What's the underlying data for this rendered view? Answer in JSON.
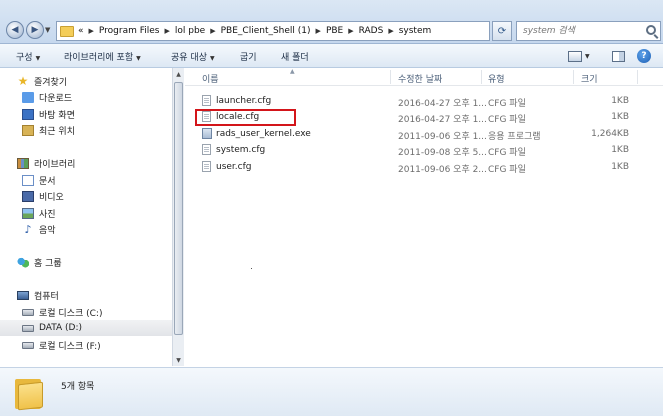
{
  "address": {
    "overflow": "«",
    "crumbs": [
      "Program Files",
      "lol pbe",
      "PBE_Client_Shell (1)",
      "PBE",
      "RADS",
      "system"
    ],
    "search_placeholder": "system 검색"
  },
  "toolbar": {
    "organize": "구성",
    "include_library": "라이브러리에 포함",
    "share": "공유 대상",
    "burn": "굽기",
    "new_folder": "새 폴더"
  },
  "nav": {
    "favorites": "즐겨찾기",
    "downloads": "다운로드",
    "desktop": "바탕 화면",
    "recent": "최근 위치",
    "libraries": "라이브러리",
    "documents": "문서",
    "videos": "비디오",
    "pictures": "사진",
    "music": "음악",
    "homegroup": "홈 그룹",
    "computer": "컴퓨터",
    "drive_c": "로컬 디스크 (C:)",
    "drive_d": "DATA (D:)",
    "drive_f": "로컬 디스크 (F:)"
  },
  "columns": {
    "name": "이름",
    "modified": "수정한 날짜",
    "type": "유형",
    "size": "크기"
  },
  "files": [
    {
      "name": "launcher.cfg",
      "modified": "2016-04-27 오후 1...",
      "type": "CFG 파일",
      "size": "1KB"
    },
    {
      "name": "locale.cfg",
      "modified": "2016-04-27 오후 1...",
      "type": "CFG 파일",
      "size": "1KB"
    },
    {
      "name": "rads_user_kernel.exe",
      "modified": "2011-09-06 오후 1...",
      "type": "응용 프로그램",
      "size": "1,264KB"
    },
    {
      "name": "system.cfg",
      "modified": "2011-09-08 오후 5...",
      "type": "CFG 파일",
      "size": "1KB"
    },
    {
      "name": "user.cfg",
      "modified": "2011-09-06 오후 2...",
      "type": "CFG 파일",
      "size": "1KB"
    }
  ],
  "details": {
    "count": "5개 항목"
  }
}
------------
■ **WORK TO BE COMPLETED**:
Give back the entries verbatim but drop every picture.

■ **RESULT FOR THIS EXERCISE**:
What's the underlying data for this rendered view? Answer in JSON.
{
  "address": {
    "overflow": "«",
    "crumbs": [
      "Program Files",
      "lol pbe",
      "PBE_Client_Shell (1)",
      "PBE",
      "RADS",
      "system"
    ],
    "search_placeholder": "system 검색"
  },
  "toolbar": {
    "organize": "구성",
    "include_library": "라이브러리에 포함",
    "share": "공유 대상",
    "burn": "굽기",
    "new_folder": "새 폴더"
  },
  "nav": {
    "favorites": "즐겨찾기",
    "downloads": "다운로드",
    "desktop": "바탕 화면",
    "recent": "최근 위치",
    "libraries": "라이브러리",
    "documents": "문서",
    "videos": "비디오",
    "pictures": "사진",
    "music": "음악",
    "homegroup": "홈 그룹",
    "computer": "컴퓨터",
    "drive_c": "로컬 디스크 (C:)",
    "drive_d": "DATA (D:)",
    "drive_f": "로컬 디스크 (F:)"
  },
  "columns": {
    "name": "이름",
    "modified": "수정한 날짜",
    "type": "유형",
    "size": "크기"
  },
  "files": [
    {
      "name": "launcher.cfg",
      "modified": "2016-04-27 오후 1...",
      "type": "CFG 파일",
      "size": "1KB"
    },
    {
      "name": "locale.cfg",
      "modified": "2016-04-27 오후 1...",
      "type": "CFG 파일",
      "size": "1KB"
    },
    {
      "name": "rads_user_kernel.exe",
      "modified": "2011-09-06 오후 1...",
      "type": "응용 프로그램",
      "size": "1,264KB"
    },
    {
      "name": "system.cfg",
      "modified": "2011-09-08 오후 5...",
      "type": "CFG 파일",
      "size": "1KB"
    },
    {
      "name": "user.cfg",
      "modified": "2011-09-06 오후 2...",
      "type": "CFG 파일",
      "size": "1KB"
    }
  ],
  "details": {
    "count": "5개 항목"
  }
}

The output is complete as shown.